As per the National Institute for Mathematical and Biological Synthesis (NIMBioS) study, it's best to make friends with friends of friends, which by the way, even the spotted hyenas know about.
The NIMBioS study that considers the structural factors affecting the social network of these four-legged predators found that the spotted hyena seems to know the benefits of this type of social bonding instinctively.
Researchers found that cohesive clustering of the kind where an individual bonds with friends of friends, something scientists call "triadic closure," was the most consistent factor influencing the long-term dynamics of the social structure of spotted hyenas.
Individual traits, such as sex and social rank, and environmental effects, such as the amount of rainfall and the abundance of prey, also matter, but the ability of individuals to form and maintain social bonds in triads was the key, as per the study.
Lead author Amiyaal Ilany said that cohesive clusters can facilitate efficient cooperation and hence maximize fitness, and so the study shows that hyenas exploit this advantage. Interestingly, clustering is something done in human societies, from hunter-gatherers to Facebook users.

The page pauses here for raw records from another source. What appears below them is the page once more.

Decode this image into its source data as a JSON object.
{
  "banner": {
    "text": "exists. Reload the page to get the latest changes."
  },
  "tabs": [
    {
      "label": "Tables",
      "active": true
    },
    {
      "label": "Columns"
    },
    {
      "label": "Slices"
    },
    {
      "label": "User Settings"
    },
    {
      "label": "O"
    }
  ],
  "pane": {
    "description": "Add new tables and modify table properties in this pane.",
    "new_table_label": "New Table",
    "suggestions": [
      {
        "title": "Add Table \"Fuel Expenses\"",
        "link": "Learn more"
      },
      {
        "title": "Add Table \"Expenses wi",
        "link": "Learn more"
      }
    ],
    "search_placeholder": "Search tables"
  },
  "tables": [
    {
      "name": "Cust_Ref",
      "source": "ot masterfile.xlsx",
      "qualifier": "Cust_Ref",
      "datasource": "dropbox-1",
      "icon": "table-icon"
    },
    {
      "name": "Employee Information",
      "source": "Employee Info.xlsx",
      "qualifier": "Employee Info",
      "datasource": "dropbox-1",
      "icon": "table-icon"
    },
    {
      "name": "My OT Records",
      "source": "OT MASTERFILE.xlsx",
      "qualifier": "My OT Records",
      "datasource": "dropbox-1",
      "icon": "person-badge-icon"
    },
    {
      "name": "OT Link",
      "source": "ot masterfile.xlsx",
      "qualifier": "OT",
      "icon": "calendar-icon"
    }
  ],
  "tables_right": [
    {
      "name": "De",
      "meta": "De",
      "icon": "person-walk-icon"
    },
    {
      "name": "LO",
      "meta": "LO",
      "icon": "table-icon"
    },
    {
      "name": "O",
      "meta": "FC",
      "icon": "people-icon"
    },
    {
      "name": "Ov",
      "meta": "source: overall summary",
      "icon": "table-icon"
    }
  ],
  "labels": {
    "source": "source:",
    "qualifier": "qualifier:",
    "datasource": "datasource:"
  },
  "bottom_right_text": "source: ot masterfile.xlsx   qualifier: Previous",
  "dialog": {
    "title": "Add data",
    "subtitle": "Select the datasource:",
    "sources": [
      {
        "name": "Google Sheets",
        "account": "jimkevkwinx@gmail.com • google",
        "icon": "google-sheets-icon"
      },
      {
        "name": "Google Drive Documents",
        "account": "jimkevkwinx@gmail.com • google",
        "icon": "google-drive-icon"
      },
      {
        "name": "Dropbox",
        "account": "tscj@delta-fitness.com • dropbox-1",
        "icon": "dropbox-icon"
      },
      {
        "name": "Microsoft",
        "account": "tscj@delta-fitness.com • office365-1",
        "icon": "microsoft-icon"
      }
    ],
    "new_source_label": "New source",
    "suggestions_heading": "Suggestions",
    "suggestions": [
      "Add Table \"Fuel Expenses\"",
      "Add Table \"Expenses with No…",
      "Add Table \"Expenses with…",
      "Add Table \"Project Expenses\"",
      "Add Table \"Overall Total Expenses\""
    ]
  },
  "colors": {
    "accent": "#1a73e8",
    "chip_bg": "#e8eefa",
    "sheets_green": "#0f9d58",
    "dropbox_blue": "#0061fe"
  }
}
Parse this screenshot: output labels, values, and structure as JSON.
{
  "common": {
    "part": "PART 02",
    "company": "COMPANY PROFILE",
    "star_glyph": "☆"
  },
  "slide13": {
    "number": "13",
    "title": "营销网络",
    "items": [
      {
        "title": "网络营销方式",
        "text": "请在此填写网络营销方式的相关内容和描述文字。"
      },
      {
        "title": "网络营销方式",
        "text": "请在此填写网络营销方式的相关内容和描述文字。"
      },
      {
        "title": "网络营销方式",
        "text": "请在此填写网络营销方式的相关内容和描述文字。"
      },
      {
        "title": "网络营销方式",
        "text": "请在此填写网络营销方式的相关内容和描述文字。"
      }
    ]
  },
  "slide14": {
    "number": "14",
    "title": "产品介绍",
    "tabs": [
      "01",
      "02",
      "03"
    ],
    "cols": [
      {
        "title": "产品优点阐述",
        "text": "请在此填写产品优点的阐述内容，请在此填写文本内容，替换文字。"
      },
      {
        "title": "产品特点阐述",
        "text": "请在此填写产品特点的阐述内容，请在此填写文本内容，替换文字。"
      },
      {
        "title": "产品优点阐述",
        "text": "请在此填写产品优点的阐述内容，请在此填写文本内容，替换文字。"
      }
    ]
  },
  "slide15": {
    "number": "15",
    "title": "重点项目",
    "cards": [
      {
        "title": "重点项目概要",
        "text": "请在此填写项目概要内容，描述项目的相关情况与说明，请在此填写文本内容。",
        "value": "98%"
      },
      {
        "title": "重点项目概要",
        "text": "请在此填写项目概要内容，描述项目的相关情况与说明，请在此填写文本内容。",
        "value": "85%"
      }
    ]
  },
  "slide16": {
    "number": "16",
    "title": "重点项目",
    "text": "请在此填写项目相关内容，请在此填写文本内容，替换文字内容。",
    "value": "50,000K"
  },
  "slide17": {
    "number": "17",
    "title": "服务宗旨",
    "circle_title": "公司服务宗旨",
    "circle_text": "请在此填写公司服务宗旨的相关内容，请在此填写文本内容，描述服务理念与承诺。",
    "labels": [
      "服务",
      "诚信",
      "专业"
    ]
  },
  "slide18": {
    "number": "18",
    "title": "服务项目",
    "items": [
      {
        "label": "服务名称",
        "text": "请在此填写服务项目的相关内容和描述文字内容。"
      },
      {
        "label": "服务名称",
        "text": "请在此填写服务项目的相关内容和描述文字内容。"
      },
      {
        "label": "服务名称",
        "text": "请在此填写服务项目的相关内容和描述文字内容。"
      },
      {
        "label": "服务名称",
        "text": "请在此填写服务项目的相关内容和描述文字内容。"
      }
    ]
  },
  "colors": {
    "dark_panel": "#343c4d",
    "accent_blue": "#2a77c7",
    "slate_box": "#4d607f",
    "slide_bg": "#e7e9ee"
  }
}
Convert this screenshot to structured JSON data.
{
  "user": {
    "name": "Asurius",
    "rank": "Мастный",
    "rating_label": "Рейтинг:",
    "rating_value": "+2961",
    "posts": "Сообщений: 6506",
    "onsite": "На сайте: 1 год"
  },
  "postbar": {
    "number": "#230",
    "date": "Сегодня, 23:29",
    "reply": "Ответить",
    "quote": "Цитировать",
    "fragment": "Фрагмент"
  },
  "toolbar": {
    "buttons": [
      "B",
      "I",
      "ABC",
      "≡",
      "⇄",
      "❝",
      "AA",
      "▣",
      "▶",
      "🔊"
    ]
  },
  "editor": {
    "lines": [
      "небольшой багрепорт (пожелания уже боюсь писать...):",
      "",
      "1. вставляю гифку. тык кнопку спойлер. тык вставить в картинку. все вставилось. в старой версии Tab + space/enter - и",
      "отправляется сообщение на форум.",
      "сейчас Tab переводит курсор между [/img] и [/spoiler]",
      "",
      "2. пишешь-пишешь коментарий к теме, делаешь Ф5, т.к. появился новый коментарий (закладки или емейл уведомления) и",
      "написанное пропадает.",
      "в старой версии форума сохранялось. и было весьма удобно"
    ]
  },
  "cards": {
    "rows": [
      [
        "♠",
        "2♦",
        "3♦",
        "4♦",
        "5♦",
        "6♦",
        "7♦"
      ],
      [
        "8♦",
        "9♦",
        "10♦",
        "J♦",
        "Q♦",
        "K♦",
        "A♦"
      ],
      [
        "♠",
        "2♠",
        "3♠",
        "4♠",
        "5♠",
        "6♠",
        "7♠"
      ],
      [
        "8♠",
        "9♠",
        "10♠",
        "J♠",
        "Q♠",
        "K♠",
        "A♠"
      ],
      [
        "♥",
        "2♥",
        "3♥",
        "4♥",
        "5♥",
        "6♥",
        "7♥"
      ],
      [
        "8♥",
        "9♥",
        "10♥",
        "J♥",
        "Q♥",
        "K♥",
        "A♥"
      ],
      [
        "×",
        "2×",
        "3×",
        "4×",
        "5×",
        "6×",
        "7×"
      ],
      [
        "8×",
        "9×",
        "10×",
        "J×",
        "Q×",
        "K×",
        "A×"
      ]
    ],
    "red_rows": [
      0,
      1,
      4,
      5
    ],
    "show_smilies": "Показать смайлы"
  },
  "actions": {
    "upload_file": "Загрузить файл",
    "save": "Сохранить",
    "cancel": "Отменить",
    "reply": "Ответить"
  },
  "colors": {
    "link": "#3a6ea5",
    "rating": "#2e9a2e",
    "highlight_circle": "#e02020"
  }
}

Hyenas, which can live up to 22 years, typically live in large, stable groups known as clans, which can comprise more than 100 individuals. Socially sophisticated animals, these predators can discriminate maternal and paternal kin from unrelated hyenas and are selective in their social choices, tending to not form bonds with every hyena in the clan, rather preferring the friends of their friends, the study found.
The study found that hyenas follow a complex set of rules when making social decisions. Males follow rigid rules in forming bonds, whereas females tend to change their preferences over time. For example, a female might care about social rank at one time, but then later choose based on rainfall amounts.
Knowing why and how these animals form lasting relationships can help scientists better understand cooperation patterns and the consequences of sociality in other species.
The study appears in the journal Ecology Letters